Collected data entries
== Segment start ==

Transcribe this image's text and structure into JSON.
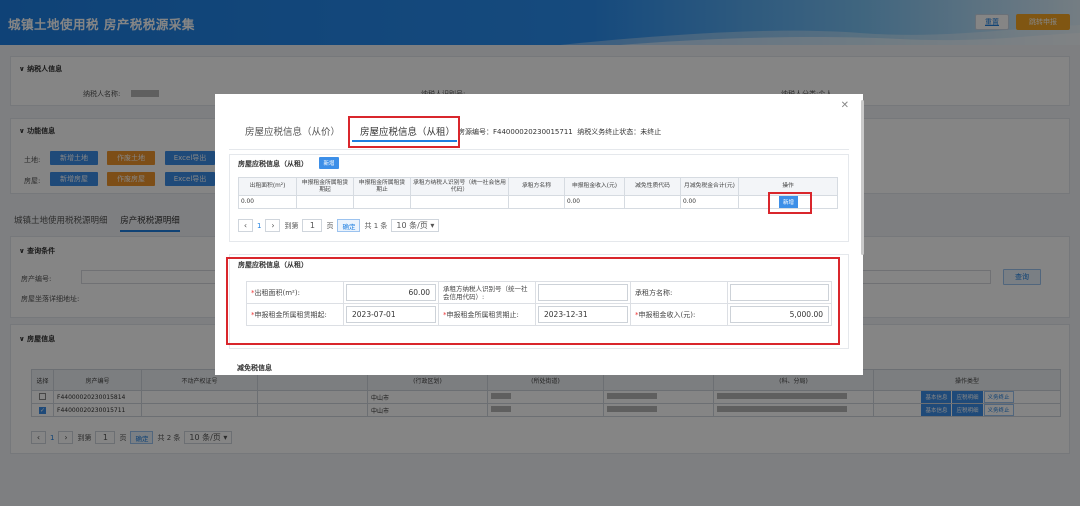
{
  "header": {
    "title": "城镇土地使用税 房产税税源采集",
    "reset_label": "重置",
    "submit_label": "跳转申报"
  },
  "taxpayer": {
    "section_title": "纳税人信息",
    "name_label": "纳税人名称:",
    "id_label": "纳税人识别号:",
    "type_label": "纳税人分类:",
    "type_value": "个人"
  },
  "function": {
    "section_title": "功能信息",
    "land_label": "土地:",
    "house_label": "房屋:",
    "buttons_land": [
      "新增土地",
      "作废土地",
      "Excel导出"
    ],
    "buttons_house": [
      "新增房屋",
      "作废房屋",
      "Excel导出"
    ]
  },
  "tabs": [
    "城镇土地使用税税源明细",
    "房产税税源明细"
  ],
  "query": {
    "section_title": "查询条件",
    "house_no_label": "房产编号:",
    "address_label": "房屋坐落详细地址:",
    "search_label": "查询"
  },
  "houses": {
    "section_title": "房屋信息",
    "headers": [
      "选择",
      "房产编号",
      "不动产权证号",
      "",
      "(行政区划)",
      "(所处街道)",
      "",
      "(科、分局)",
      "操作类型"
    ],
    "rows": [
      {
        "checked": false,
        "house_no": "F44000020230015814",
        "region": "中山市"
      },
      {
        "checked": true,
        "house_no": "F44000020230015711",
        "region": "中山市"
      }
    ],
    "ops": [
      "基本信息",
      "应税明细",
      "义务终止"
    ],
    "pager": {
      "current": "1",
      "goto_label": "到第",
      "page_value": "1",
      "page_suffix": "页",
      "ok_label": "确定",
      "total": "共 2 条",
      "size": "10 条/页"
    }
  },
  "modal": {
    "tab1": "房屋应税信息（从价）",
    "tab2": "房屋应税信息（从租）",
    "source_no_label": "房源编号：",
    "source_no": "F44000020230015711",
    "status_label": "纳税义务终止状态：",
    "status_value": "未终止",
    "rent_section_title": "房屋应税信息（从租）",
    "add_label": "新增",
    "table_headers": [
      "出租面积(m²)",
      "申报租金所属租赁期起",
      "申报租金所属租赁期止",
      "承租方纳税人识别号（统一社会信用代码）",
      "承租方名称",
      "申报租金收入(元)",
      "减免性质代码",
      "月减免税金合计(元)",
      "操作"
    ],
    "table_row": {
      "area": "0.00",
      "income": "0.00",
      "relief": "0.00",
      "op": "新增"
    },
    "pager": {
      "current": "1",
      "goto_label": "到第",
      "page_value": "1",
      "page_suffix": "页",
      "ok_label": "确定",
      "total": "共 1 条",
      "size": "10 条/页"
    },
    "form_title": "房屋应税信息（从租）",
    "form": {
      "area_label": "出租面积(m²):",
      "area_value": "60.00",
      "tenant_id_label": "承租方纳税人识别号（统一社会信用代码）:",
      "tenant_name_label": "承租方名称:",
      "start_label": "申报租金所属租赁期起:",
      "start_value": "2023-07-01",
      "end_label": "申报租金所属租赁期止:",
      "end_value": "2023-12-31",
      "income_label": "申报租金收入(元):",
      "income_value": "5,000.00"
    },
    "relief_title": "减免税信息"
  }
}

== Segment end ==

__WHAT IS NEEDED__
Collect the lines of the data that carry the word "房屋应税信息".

__SOLVED EXERCISE__
    "tab1": "房屋应税信息（从价）",
    "tab2": "房屋应税信息（从租）",
    "rent_section_title": "房屋应税信息（从租）",
    "form_title": "房屋应税信息（从租）",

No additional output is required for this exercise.